▶ _Records excerpted from a collection_
[Start of section]

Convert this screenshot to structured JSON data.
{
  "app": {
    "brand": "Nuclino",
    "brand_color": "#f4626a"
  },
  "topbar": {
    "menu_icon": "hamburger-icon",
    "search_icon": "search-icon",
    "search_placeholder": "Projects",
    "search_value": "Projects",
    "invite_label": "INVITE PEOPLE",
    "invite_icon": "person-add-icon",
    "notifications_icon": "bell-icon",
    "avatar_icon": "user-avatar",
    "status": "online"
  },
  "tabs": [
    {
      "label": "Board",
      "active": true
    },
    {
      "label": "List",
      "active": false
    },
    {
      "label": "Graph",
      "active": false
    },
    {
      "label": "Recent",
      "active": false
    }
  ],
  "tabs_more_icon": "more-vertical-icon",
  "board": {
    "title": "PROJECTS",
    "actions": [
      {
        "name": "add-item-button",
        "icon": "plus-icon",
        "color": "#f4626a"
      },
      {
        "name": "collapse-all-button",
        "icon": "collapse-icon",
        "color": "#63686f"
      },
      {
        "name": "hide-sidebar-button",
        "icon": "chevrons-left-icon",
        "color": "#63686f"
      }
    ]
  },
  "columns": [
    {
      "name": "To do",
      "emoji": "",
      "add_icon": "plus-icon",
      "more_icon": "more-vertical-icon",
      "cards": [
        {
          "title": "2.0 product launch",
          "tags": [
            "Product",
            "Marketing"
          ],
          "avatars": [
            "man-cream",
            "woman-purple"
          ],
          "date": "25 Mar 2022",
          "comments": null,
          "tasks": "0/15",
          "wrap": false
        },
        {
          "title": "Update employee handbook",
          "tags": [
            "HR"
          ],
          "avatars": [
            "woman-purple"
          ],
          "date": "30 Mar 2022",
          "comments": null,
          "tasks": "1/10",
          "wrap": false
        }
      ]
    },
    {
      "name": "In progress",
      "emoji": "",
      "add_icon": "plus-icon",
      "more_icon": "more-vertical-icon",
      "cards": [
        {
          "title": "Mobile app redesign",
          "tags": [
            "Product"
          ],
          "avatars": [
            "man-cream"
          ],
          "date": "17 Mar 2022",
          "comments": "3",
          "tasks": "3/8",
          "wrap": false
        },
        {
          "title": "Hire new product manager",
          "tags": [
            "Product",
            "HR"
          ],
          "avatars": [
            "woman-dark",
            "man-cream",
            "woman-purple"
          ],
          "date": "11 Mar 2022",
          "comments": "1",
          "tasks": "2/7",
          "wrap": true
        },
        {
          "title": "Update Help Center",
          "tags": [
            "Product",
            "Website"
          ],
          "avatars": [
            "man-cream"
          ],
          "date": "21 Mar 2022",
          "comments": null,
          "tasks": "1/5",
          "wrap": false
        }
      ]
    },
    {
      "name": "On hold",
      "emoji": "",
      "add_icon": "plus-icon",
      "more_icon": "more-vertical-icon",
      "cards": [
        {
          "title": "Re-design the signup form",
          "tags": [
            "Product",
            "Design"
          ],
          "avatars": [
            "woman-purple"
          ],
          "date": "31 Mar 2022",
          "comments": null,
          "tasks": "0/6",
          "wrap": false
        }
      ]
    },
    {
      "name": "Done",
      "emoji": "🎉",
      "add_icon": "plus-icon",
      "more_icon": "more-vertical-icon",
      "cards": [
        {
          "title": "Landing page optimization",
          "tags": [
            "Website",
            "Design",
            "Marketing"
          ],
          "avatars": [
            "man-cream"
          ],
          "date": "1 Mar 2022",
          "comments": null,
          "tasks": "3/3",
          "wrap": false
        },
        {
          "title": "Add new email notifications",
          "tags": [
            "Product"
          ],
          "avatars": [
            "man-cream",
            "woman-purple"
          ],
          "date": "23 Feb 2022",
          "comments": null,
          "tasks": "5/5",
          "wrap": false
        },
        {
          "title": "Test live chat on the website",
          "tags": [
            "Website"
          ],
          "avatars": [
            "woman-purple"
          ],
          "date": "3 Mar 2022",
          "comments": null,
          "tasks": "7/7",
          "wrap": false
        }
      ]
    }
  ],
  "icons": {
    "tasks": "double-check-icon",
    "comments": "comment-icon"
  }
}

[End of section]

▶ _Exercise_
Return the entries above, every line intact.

▶ _Response_
Convert this screenshot to structured JSON data.
{
  "app": {
    "brand": "Nuclino",
    "brand_color": "#f4626a"
  },
  "topbar": {
    "menu_icon": "hamburger-icon",
    "search_icon": "search-icon",
    "search_placeholder": "Projects",
    "search_value": "Projects",
    "invite_label": "INVITE PEOPLE",
    "invite_icon": "person-add-icon",
    "notifications_icon": "bell-icon",
    "avatar_icon": "user-avatar",
    "status": "online"
  },
  "tabs": [
    {
      "label": "Board",
      "active": true
    },
    {
      "label": "List",
      "active": false
    },
    {
      "label": "Graph",
      "active": false
    },
    {
      "label": "Recent",
      "active": false
    }
  ],
  "tabs_more_icon": "more-vertical-icon",
  "board": {
    "title": "PROJECTS",
    "actions": [
      {
        "name": "add-item-button",
        "icon": "plus-icon",
        "color": "#f4626a"
      },
      {
        "name": "collapse-all-button",
        "icon": "collapse-icon",
        "color": "#63686f"
      },
      {
        "name": "hide-sidebar-button",
        "icon": "chevrons-left-icon",
        "color": "#63686f"
      }
    ]
  },
  "columns": [
    {
      "name": "To do",
      "emoji": "",
      "add_icon": "plus-icon",
      "more_icon": "more-vertical-icon",
      "cards": [
        {
          "title": "2.0 product launch",
          "tags": [
            "Product",
            "Marketing"
          ],
          "avatars": [
            "man-cream",
            "woman-purple"
          ],
          "date": "25 Mar 2022",
          "comments": null,
          "tasks": "0/15",
          "wrap": false
        },
        {
          "title": "Update employee handbook",
          "tags": [
            "HR"
          ],
          "avatars": [
            "woman-purple"
          ],
          "date": "30 Mar 2022",
          "comments": null,
          "tasks": "1/10",
          "wrap": false
        }
      ]
    },
    {
      "name": "In progress",
      "emoji": "",
      "add_icon": "plus-icon",
      "more_icon": "more-vertical-icon",
      "cards": [
        {
          "title": "Mobile app redesign",
          "tags": [
            "Product"
          ],
          "avatars": [
            "man-cream"
          ],
          "date": "17 Mar 2022",
          "comments": "3",
          "tasks": "3/8",
          "wrap": false
        },
        {
          "title": "Hire new product manager",
          "tags": [
            "Product",
            "HR"
          ],
          "avatars": [
            "woman-dark",
            "man-cream",
            "woman-purple"
          ],
          "date": "11 Mar 2022",
          "comments": "1",
          "tasks": "2/7",
          "wrap": true
        },
        {
          "title": "Update Help Center",
          "tags": [
            "Product",
            "Website"
          ],
          "avatars": [
            "man-cream"
          ],
          "date": "21 Mar 2022",
          "comments": null,
          "tasks": "1/5",
          "wrap": false
        }
      ]
    },
    {
      "name": "On hold",
      "emoji": "",
      "add_icon": "plus-icon",
      "more_icon": "more-vertical-icon",
      "cards": [
        {
          "title": "Re-design the signup form",
          "tags": [
            "Product",
            "Design"
          ],
          "avatars": [
            "woman-purple"
          ],
          "date": "31 Mar 2022",
          "comments": null,
          "tasks": "0/6",
          "wrap": false
        }
      ]
    },
    {
      "name": "Done",
      "emoji": "🎉",
      "add_icon": "plus-icon",
      "more_icon": "more-vertical-icon",
      "cards": [
        {
          "title": "Landing page optimization",
          "tags": [
            "Website",
            "Design",
            "Marketing"
          ],
          "avatars": [
            "man-cream"
          ],
          "date": "1 Mar 2022",
          "comments": null,
          "tasks": "3/3",
          "wrap": false
        },
        {
          "title": "Add new email notifications",
          "tags": [
            "Product"
          ],
          "avatars": [
            "man-cream",
            "woman-purple"
          ],
          "date": "23 Feb 2022",
          "comments": null,
          "tasks": "5/5",
          "wrap": false
        },
        {
          "title": "Test live chat on the website",
          "tags": [
            "Website"
          ],
          "avatars": [
            "woman-purple"
          ],
          "date": "3 Mar 2022",
          "comments": null,
          "tasks": "7/7",
          "wrap": false
        }
      ]
    }
  ],
  "icons": {
    "tasks": "double-check-icon",
    "comments": "comment-icon"
  }
}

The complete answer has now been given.